District 9 director Neill Blomkamp reunites with actor Sharlto Copley for the third time in this artificial intelligence sci-fi yarn, in which Copley provides the voice for the newly minted robot of the title. With a name like that, it ought to be a comedy, but first glimpses suggest there’s a seriousness of intent here, as Chappie grows and learns in a human-like fashion. Hugh Jackman and Dev Patel are along for the ride. 6 March.
29) Still Alice
Julianne Moore is a dead cert for the best actress Oscar for her role in this drama about a neurology professor with early-onset Alzheimer’s – it’s a devastating, immaculate performance that blows the competition out of the water. There’s strong support from Alec Baldwin as her husband, torn between caring for his wife and furthering his career, and Kristen Stewart as their apparently irresponsible offspring, who winds up saving the day. 6 March.

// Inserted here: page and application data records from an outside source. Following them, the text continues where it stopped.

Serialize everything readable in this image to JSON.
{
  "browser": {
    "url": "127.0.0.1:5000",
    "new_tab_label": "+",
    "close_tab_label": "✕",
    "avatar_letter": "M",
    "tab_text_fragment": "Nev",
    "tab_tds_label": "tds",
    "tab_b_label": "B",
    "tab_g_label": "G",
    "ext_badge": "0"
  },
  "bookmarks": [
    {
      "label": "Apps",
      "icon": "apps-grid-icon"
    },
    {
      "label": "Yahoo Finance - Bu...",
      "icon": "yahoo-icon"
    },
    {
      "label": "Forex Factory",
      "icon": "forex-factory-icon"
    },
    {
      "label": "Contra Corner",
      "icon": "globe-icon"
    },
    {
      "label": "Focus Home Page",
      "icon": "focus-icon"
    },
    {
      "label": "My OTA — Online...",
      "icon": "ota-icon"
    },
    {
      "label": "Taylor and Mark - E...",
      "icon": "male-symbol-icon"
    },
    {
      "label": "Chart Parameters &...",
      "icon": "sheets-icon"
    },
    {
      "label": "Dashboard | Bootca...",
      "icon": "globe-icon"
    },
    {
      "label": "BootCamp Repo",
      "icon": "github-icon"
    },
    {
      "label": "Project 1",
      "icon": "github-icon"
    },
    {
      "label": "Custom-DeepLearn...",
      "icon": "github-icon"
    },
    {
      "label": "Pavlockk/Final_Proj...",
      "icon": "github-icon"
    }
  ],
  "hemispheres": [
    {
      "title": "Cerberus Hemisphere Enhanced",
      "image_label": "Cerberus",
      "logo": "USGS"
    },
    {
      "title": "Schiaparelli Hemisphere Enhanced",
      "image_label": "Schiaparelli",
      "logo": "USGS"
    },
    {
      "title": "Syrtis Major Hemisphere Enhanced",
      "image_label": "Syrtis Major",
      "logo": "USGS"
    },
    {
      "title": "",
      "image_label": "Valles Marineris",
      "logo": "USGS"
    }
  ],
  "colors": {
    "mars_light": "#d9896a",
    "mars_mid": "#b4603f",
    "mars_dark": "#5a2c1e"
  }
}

30) The Face of an Angel
Michael Winterbottom handles hot potato material – the murder of Meredith Kercher and subsequent trial of Amanda Knox – with deft fingers. His approach is to turn the focus inwards, exploring why a young director (played by Daniel Brühl) might find the case so interesting, and how the gathered international press (in particular Kate Beckinsale’s glam hack) feed off the story – and each other. 6 March.
31) Jane Got a Gun
Natalie Portman stars as a woman defending her home against a gang of no-good cowboys in Gavin O’Connor’s western. A rocky production saw the saloon doors hit Lynne Ramsay on the way out. Jude Law left town with her, before Ewan McGregor climbed into the saddle. Let’s see what state the film’s in now the smoke’s cleared. 6 March.
32) Suite Française
Irène Némirovsky’s novel of the same name had a belated publication: the manuscript was discovered by her daughters in 1998, 56 years after she died at Auschwitz. Its path to the screen since publication in 2002 has been fairly swift, then: Michelle Williams stars as the married woman in occupied France who becomes attracted to a German officer (played by Matthias Schoenaerts). Saul Dibb directs, and Kristin Scott Thomas is Williams’s formidable mother-in-law. 13 March.
33) In the Heart of the Sea
The Essex was a US whaling ship that was sunk by its quarry, leaving its starving survivors adrift in the ocean. Now up sails director Ron Howard, adapting the bestseller by Nathaniel Philbrick, to dredge this tragic nugget of history up from the depths. We’re seeing this one as Moby Dick meets Alive. 13 March.
34) Top Five
Chris Rock writes, directs and stars in this romcom about a washed-up comedy action star (Rock) engaged to a ghastly reality-TV star and making a bid for serious artistry with a 12 Years a Slave-style flick about the Haitian revolution. Rosario Dawson’s New York Times reporter tags along with him for the day, with predictable – but uproariously funny and irreverent – results. 20 March.
35) Wild Tales
“I see violence all over the place,” says one character in this extraordinary portmanteau movie from Argentina. This is a collection of wild tales: angry, crazy, untamed. A fashion model on a plane makes a bizarre discovery about her passengers and there is calamity. A waitress recognising a nasty customer leads to bloody mayhem. A road-rage incident culminates in bizarre farce. And lots more. 27 March.
36) Furious 7
Make vrrrrroom for chunky Vin Diesel and beefy Dwayne Johnson as they squeeze into sports cars to put the Fast and Furious franchise’s pedal to the metal once more. They’ve gained a baddie (Jason Statham playing the terrifying-sounding “Ian Shaw”), but must lose a friend. Co-star Paul Walker died in a high-speed car crash while Furious 7 was being filmed. 3 April.